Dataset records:
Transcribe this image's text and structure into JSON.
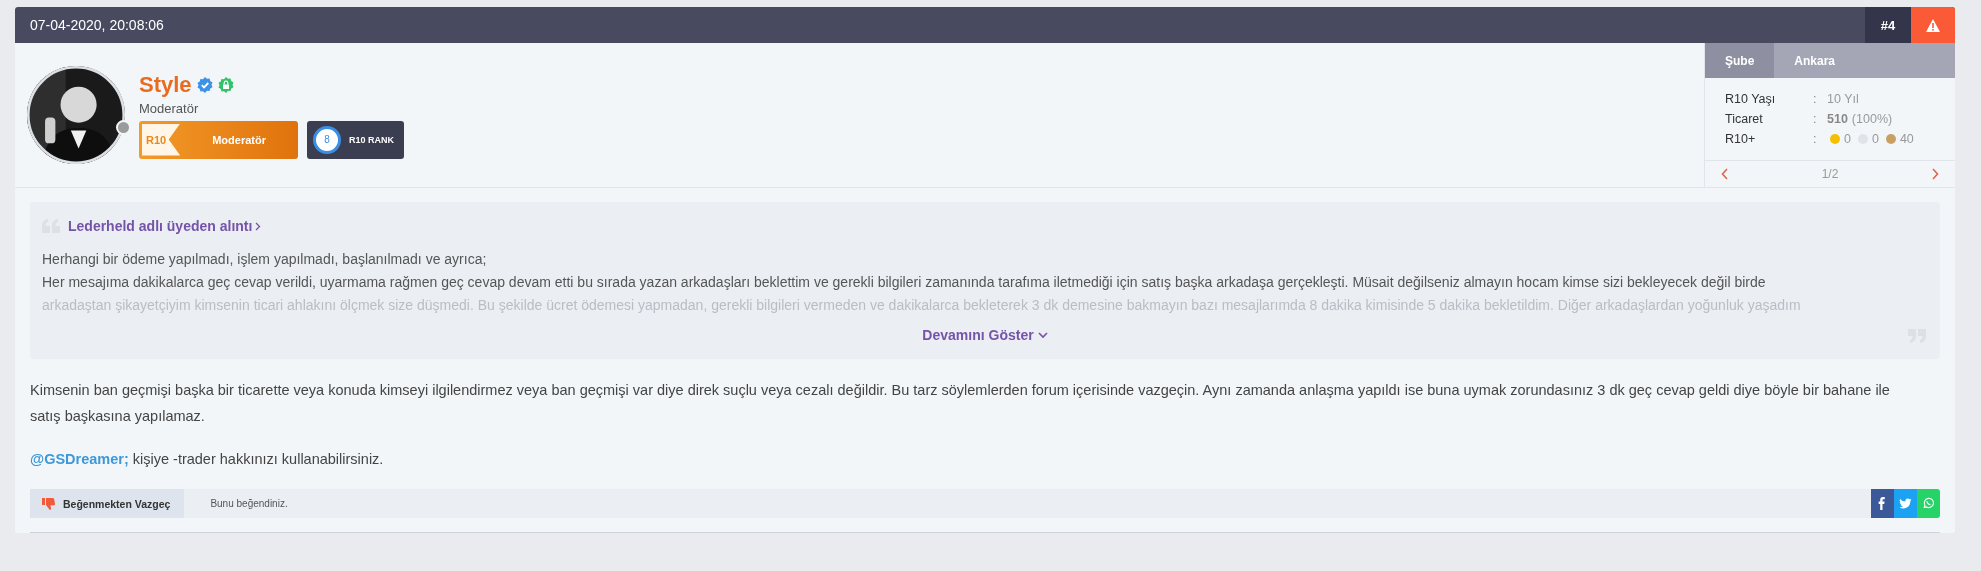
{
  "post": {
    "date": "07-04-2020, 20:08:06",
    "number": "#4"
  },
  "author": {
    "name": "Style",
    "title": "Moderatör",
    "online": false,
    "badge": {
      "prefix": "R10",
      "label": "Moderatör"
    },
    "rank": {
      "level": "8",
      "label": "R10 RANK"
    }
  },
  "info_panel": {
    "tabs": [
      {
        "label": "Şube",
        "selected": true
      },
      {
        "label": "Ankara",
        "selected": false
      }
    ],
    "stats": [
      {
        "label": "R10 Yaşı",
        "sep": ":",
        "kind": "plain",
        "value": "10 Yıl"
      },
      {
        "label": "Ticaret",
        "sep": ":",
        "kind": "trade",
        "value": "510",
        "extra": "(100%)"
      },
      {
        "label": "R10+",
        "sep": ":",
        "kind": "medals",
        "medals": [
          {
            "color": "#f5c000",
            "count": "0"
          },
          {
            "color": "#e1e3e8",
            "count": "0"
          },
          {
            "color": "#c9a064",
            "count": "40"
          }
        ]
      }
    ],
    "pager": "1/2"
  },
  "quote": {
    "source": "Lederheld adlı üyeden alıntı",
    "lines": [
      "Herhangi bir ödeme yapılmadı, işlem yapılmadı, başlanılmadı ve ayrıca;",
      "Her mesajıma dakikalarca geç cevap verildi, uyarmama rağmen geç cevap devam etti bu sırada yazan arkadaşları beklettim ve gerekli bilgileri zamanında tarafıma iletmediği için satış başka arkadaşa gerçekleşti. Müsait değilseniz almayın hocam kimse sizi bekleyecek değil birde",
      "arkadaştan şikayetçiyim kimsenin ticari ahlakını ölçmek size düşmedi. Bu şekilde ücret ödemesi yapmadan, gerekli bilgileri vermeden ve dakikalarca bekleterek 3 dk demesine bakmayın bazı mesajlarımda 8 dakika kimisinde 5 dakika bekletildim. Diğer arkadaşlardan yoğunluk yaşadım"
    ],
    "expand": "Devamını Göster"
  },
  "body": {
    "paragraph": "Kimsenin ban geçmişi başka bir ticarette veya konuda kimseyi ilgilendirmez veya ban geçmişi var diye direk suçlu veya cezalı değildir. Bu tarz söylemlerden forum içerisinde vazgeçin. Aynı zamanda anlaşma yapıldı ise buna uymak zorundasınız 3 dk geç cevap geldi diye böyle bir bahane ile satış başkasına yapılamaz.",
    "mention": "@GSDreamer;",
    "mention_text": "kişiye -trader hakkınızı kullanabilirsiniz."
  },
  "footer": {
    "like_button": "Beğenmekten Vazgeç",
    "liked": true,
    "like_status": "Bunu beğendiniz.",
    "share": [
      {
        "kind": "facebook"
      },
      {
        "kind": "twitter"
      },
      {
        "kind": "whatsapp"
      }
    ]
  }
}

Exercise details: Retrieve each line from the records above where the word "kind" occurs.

The completed task:
        "kind": "plain",
        "kind": "trade",
        "kind": "medals",
        "kind": "facebook"
        "kind": "twitter"
        "kind": "whatsapp"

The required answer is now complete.